    Kevin Murphy, the George Pratt Shultz Professor of Economics and Industrial Relations in the Graduate School of Business, and Gary Becker, University Professor in Economics and Sociology, co-wrote an op-ed that quantified the impact of the Sept. 11 terrorist attacks on the U.S. economy. The op-ed, which appeared in the Oct. 29 Wall Street Journal, described the losses to the United States’ economy in both physical and productive assets following the attacks and the effects of possible future attacks. “These calculations do not justify complacency because they assume that the U.S. will take more effective measures to reduce terrorism. Besides, bad economic policies in response to the terrorist threat could easily magnify the damage. Nevertheless, the economic future of the U.S. is still highly promising.”

    Jack Goldsmith, Professor in the Law School, and Bernard Meltzer, the Edward H. Levi Distinguished Service Professor Emeritus in the Law School, who served as assistant trial counsel at the Nuremberg International War Trials, co-wrote an op-ed that appeared in the Wednesday, Nov. 7 issue of the Financial Times. The two law professors wrote that a swift and tightly controlled trial conducted by a military commission would be better than using the civilian court system or an international tribunal for bringing to justice the terrorists responsible for the attacks on America. “The military response to September 11 suggests a military solution to the problem of justice.

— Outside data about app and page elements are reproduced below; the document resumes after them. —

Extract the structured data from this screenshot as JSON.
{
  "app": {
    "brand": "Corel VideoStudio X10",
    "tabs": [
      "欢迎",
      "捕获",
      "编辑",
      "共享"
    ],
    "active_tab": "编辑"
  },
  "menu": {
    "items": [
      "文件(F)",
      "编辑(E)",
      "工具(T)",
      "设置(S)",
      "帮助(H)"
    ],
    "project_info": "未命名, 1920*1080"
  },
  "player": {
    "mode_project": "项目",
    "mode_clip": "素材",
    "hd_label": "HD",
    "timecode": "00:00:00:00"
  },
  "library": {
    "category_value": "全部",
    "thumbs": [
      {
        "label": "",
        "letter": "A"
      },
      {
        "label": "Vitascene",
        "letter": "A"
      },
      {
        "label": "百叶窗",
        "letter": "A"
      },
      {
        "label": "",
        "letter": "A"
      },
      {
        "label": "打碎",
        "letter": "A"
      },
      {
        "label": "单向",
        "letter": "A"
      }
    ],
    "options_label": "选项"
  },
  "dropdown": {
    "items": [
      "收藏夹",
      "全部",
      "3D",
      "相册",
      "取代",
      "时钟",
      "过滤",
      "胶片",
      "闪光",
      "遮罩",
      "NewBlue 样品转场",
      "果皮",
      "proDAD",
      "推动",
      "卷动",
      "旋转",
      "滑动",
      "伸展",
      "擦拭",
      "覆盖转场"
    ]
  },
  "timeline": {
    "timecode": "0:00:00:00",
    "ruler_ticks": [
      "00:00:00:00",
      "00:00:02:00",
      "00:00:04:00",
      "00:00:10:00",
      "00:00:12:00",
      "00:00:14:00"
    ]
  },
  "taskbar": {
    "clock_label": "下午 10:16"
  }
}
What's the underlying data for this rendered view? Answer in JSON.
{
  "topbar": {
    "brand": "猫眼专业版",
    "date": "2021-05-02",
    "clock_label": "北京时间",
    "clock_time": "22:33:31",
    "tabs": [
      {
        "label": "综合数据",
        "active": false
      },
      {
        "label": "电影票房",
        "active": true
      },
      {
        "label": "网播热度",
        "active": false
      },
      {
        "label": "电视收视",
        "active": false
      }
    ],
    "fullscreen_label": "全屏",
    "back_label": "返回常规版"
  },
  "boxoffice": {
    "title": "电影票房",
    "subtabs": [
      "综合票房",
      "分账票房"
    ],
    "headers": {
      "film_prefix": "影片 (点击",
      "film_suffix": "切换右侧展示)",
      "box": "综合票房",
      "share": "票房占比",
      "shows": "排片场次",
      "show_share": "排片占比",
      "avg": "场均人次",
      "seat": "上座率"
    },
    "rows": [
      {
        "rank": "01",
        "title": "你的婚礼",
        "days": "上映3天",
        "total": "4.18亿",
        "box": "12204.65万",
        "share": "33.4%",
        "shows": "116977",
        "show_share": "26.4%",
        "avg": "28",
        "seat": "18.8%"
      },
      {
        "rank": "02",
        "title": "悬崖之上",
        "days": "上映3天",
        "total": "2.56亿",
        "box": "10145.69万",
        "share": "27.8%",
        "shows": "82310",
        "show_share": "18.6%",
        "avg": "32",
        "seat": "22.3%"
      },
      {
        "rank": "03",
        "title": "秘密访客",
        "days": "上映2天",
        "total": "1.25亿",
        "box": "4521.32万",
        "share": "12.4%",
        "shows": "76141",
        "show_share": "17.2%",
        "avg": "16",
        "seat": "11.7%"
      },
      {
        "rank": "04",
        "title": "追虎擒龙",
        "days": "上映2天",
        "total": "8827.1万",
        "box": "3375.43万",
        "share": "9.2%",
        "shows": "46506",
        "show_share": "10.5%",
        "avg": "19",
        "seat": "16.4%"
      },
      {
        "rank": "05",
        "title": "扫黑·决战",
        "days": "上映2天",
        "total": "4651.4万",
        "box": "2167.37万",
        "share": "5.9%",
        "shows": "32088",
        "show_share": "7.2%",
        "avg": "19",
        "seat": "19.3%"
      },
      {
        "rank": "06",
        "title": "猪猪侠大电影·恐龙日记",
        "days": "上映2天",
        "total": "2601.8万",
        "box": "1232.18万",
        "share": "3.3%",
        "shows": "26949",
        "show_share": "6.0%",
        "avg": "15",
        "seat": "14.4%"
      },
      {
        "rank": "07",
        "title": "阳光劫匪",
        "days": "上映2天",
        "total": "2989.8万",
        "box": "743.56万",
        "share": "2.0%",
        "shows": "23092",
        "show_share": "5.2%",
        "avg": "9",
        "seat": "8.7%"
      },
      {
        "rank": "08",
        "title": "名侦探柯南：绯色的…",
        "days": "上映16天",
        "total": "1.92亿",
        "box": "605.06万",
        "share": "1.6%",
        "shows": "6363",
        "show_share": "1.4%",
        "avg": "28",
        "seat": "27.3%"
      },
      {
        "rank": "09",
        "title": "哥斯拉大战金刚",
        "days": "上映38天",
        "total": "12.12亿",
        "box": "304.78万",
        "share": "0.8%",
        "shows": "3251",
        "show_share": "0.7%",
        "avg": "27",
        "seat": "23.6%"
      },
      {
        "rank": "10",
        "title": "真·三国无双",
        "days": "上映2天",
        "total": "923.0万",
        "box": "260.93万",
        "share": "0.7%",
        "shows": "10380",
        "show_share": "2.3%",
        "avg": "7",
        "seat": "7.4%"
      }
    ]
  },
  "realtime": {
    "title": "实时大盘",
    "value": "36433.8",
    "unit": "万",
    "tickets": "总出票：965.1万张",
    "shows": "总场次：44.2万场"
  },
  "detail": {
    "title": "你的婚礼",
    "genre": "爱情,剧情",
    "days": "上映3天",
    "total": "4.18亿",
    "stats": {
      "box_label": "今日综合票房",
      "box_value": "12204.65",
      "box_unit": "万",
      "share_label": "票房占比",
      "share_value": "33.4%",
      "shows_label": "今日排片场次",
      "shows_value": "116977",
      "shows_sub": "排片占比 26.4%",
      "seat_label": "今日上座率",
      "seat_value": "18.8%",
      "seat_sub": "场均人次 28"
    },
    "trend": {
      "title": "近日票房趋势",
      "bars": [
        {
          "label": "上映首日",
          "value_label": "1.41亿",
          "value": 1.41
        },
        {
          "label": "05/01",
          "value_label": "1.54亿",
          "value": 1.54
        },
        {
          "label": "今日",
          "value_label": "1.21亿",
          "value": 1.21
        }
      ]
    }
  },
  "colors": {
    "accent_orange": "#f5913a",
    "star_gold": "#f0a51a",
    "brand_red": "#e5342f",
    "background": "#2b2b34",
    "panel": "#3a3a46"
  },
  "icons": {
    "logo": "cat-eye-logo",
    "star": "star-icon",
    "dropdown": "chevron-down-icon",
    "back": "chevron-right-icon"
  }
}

Nations have for centuries established military commissions to try to punish officials of belligerent nations who violated the laws of war.”

    The opinions of John Mearsheimer, the R. Wendell Harrison Distinguished Service Professor in Political Science and the College, and Robert Pape, Associate Professor in Political Science and the College, about military air strikes and ground-troop operations in Afghanistan were noted in a Saturday, Oct. 27 New York Times article, in which Mearsheimer also was quoted. Mearsheimer also wrote an op-ed that was published in the Sunday, Nov. 4 New York Times, was interviewed on NPR’s Special Coverage program, produced by WBUR-FM radio in Boston, and was quoted in a Thursday, Nov. 1 Christian Science Monitor story. In that story he said, “To defeat the Taliban and crush Al Qaeda is going to require large-scale American ground forces. The Taliban has given every indication that it is in for the long run and will be a formidable foe against the Northern Alliance and our [U.S.] Special [Operations] Forces.”

    Robert Calvin, Adjunct Professor in Entrepreneurship and Marketing in the Graduate School of Business, was interviewed for a story published in BusinessWeek Monday, Nov. 5. The story reported on small businesses that are thriving in a “post-September-11 America,” and those that are striving to survive. “It’s a challenge not everybody will be able to meet,” said Calvin. “Every time there’s a disaster, small companies are pushed over the edge. They are not diversified, and so they suffer the most.”